Sunday, April 14, 2024

Bill benefits region's water management

Staff Writer | April 3, 2024 1:00 AM

Two bills approved by the Idaho Legislature are expected to enhance water management in the state, Idaho Water Resource Board officials said following its March 29 meeting.

“Some water users will be affected by these proposed changes,” said IDWR Director Mathew Weaver in a press release. “We need to do more research to understand how many water users could be affected. We will officially notify affected water users in the coming months about the change in administrative scope and the impact on their individual water rights.”

The first bill, House Bill 687, would allow the Idaho Department of Water Resources to petition a District Court judge to commence a water rights adjudication in North Idaho's Kootenai River Basin, most of which lies in Boundary County and a small percentage in northern and northwestern Bonner County. Local legislators supported an adjudication in the basin to define and confirm existing water rights. 

Water rights adjudications are under way in the Bear River, Clark Fork-Pend Oreille, Coeur d’Alene-Spokane River, and Palouse River basins in Idaho. The Snake River Basin Adjudication, completed in 2014, was the largest water rights adjudication ever completed in the western United States.

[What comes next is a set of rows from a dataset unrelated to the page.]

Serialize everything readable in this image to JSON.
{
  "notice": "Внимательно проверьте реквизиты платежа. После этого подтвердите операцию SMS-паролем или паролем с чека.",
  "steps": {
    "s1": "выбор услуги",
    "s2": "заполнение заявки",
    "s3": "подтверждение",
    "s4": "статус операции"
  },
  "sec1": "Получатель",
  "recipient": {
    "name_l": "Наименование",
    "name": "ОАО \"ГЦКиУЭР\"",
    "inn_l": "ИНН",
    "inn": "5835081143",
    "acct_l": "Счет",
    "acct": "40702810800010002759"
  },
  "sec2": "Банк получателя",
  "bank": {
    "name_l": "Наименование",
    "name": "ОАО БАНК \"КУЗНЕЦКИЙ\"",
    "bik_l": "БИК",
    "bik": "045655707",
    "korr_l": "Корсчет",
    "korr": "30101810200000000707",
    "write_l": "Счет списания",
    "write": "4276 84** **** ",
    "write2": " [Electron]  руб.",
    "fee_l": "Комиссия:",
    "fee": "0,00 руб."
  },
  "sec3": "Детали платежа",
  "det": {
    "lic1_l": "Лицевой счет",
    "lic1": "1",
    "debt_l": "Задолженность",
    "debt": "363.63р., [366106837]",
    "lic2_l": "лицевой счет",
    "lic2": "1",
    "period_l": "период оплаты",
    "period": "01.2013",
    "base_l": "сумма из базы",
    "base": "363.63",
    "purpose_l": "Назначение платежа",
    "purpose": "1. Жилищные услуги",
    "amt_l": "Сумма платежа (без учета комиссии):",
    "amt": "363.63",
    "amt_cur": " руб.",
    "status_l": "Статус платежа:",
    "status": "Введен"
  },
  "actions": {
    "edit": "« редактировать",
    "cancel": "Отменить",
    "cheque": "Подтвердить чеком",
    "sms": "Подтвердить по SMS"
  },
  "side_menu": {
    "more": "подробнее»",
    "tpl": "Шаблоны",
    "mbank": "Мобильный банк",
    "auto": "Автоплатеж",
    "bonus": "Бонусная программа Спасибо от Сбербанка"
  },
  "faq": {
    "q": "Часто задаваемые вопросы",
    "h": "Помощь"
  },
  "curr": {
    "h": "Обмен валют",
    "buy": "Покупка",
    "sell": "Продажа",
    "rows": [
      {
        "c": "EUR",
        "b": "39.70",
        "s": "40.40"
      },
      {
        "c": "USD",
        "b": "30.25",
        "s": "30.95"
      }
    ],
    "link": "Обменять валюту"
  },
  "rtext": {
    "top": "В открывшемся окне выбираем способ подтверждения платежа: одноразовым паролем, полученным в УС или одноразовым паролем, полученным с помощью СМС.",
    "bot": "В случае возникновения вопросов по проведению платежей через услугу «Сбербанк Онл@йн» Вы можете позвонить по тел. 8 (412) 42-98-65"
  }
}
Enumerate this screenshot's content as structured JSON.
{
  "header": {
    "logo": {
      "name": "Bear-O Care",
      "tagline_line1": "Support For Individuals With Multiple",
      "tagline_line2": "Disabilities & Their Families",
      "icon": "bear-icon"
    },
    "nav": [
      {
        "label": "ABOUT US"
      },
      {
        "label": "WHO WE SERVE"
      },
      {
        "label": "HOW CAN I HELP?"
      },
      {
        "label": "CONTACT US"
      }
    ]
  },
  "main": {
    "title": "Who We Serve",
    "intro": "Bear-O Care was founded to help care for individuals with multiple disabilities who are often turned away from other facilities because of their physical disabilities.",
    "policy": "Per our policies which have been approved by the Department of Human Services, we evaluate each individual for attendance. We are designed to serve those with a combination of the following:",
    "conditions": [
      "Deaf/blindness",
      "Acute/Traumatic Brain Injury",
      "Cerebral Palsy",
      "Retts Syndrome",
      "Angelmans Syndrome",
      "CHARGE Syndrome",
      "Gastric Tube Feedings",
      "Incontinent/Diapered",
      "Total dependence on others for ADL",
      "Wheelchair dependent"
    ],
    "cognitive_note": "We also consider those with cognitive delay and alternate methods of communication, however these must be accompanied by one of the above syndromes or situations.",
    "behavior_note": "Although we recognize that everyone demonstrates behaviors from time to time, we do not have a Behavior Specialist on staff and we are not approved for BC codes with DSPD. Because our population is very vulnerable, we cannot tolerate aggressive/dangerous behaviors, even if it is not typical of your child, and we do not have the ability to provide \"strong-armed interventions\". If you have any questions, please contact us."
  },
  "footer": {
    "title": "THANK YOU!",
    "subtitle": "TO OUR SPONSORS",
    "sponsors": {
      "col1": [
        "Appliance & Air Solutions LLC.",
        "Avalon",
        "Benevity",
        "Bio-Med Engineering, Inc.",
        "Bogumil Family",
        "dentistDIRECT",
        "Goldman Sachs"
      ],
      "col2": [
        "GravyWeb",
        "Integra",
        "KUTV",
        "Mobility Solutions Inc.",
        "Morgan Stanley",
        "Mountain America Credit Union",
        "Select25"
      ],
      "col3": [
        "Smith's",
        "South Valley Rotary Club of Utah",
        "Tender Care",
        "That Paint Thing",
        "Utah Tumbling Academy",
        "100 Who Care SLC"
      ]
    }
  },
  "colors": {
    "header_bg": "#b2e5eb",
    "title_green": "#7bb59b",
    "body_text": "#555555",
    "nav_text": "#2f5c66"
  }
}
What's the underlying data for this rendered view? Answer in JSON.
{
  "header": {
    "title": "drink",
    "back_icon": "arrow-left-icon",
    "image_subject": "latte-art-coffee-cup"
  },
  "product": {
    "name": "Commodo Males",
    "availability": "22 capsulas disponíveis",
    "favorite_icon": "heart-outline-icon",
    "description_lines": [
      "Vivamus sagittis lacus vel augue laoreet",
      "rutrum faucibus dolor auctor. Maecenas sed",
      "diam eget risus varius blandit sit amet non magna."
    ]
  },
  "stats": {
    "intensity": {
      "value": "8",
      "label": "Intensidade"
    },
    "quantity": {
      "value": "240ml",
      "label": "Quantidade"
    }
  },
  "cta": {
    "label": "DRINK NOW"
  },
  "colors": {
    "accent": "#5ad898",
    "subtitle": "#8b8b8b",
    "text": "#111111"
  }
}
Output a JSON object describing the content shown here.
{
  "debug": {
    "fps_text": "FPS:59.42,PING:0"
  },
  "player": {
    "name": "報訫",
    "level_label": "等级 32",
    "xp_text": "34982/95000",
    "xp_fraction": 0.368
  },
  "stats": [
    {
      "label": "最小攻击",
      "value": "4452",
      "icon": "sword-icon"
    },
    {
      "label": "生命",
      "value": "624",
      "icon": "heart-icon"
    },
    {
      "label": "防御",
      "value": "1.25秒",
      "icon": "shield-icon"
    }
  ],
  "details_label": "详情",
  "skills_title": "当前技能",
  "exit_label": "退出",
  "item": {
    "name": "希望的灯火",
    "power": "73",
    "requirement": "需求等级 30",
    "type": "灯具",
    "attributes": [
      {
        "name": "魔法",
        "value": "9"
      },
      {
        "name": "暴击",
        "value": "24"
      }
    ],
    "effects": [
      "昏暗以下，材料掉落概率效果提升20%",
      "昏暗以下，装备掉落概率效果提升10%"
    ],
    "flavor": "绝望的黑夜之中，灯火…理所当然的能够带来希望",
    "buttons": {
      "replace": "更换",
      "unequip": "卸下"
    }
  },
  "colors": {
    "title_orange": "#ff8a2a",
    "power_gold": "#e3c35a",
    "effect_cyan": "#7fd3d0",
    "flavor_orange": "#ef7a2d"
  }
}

The Kootenai River Basin Adjudication is expected to take five years and cost $3.25 million, using existing IDWR staff to work on the project, officials said. 

In Idaho, citizens have natural water rights for domestic and stockwater use — also known as de minimis water rights. For surface waters such as springs, creeks, and lakes, uses that started before May 20, 1971, and in-stream stockwater uses regardless of the date, do not require the water user to file for a water rights permit with IDWR. Any use of surface water that started after May 20, 1971, requires a water rights permit with IDWR, except for allowing livestock animals to drink from a stream.

The second bill, Senate Bill 1341 creates a process for IDWR officials to expand the boundary of the Eastern Snake Plain Aquifer area of common groundwater supply. The bill passed both chambers of the Legislature in an unanimous vote; it was signed by Gov. Brad Little on March 20.

Adjusting the boundary of the ESPA area of common groundwater supply is needed to conform with the latest and most accurate ESPA groundwater model.

The change would ensure that IDWR’s management of surface water and groundwater rights in the aquifer could be accomplished under the Prior Appropriation Doctrine, officials said. Under that water law, senior water users, or those who have the oldest water rights, receive priority in times of water shortages, officials said.

SB 1341 provides for a process for IDWR to follow to notify ESPA surface and groundwater users about the proposed change in boundary, hold public hearings and take public feedback. The bill also provides an opportunity for water users to appeal the final decision.

The Idaho Water Resource Board said two pieces of legislation passed by the Idaho Legislature in the 2024 session will enhance water management in North Idaho and southern Idaho.